How I created this website using Gitlab pipelines and Gitlab pages
Firstly I needed a simple site generator so I went over to Jekyll found here: Official site.
After running through the installation and local setup of the Ruby dependancies and tested commands that needed to be called, I started with the pipline.
- Created a Gitlab project and repository.
- Cloned the repository to my development machine
- Created the CI yml file that runs the builds.
- Commited and pushed to start the build.
- Setup the dns for the website
- Setup SSL for the website
Steps 1. => 2. are very well documented and I think should not be discussed.
This is the file that controls the build tasks and manages the artifcats that are created. The section to take note is:
script: - mkdir .public - docker run --rm --volume="$PWD:/srv/jekyll" jekyll/jekyll:3.8.5 jekyll build - cp -r ./_site/* .public - mv .public public
In the above section, the script tag is the section that will execute the work on the ‘runner’ which is the machine connected to Gitlab that does the actual work.
NOTE: I run the build in a Docker container, this is to remove the need to have anything installed on the runner.
Once the build has been completed I copy the output to a public folder and then attach the files as an artefact like so:
artifacts: paths: - public
That allows the files to be accessable to Gitlab to use for the pages feature.
Step 4. is a standard development requirement and will be explained more in detail with some tools and guidlines at a later time.
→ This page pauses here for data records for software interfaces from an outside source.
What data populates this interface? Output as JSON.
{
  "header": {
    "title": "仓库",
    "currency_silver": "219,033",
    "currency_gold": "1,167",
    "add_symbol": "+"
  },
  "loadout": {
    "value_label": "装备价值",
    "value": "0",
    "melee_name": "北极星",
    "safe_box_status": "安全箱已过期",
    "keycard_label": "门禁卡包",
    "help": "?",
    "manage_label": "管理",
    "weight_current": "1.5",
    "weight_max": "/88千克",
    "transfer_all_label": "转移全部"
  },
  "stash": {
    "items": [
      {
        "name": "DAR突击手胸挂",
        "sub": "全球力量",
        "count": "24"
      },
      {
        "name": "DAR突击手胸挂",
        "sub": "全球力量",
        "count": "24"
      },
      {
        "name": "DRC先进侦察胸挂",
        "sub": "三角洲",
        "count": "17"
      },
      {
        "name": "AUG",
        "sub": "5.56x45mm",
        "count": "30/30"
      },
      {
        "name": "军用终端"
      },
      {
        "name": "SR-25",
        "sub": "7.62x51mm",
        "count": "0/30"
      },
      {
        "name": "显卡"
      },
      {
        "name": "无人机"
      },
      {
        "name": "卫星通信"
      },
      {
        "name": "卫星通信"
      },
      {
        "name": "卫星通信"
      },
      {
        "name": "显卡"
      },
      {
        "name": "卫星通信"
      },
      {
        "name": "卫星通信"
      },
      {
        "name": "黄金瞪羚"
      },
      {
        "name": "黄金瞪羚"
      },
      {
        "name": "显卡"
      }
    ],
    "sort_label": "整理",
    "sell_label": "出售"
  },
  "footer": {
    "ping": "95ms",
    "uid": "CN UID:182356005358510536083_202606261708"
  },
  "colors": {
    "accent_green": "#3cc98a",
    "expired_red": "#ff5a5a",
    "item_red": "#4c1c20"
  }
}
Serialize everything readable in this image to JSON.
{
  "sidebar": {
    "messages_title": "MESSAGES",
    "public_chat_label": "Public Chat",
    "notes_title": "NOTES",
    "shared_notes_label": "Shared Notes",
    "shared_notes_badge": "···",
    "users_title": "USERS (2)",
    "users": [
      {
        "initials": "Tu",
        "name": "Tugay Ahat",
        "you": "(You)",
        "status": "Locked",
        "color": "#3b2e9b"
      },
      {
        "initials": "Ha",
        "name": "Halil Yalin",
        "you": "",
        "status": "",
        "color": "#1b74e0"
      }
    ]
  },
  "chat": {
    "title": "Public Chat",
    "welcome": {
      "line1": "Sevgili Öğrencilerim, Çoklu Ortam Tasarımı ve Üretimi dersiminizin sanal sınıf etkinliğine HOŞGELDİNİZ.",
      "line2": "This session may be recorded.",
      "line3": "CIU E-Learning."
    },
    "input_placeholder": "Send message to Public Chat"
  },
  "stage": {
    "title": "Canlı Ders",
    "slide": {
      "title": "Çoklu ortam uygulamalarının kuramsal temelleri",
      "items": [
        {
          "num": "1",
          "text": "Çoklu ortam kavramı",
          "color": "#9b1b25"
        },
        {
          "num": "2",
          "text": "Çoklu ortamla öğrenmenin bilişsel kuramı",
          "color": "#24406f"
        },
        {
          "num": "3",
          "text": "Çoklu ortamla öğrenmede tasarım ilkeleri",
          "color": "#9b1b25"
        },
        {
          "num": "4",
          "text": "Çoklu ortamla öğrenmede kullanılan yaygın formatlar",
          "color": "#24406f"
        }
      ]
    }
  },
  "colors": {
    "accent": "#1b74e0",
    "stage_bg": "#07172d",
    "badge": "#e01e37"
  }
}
If you have a third party provider for your dns services the log on to the respective backend service portal and update the dns are per the documented IP addresses for the A record and add the txt record to allow the verfication of ownership to succeed.
192.0.2.1 is the primary IP address that GitLab is listening to and 192.0.2.2 and 2001::2 are the secondary IPs where the GitLab Pages daemon listens on. If you don’t have IPv6, you can omit the IPv6 address.
For more inforation read: Gitlab Pages Admin
Finally one of the easiest ways to get a free ssl certificate for a site is to use letsencrypt.
Based on the documentation found here: Certbot Manual, after installing cerbot you can follow the following:
sudo certbot certonly --standalone --preferred-challenges http -d example.com
When running the command, you will be prompted to enter an email address and agree to the terms of service. After doing so, you should see a message telling you the process was successful and where your certificates are stored:
Output IMPORTANT NOTES: - Congratulations! Your certificate and chain have been saved at /etc/letsencrypt/live/example.com/fullchain.pem. Your cert will expire on 2017-10-23. To obtain a new or tweaked version of this certificate in the future, simply run certbot again with the "certonly" option. To non-interactively renew *all* of your certificates, run "certbot renew" - Your account credentials have been saved in your Certbot configuration directory at /etc/letsencrypt. You should make a secure backup of this folder now. This configuration directory will also contain certificates and private keys obtained by Certbot so making regular backups of this folder is ideal. - If you like Certbot, please consider supporting our work by: Donating to ISRG / Let's Encrypt: https://letsencrypt.org/donate Donating to EFF: https://eff.org/donate-le
Now that you know where the certs are echo them out copy the values for the respective values and add them to gitlab.com for your domain.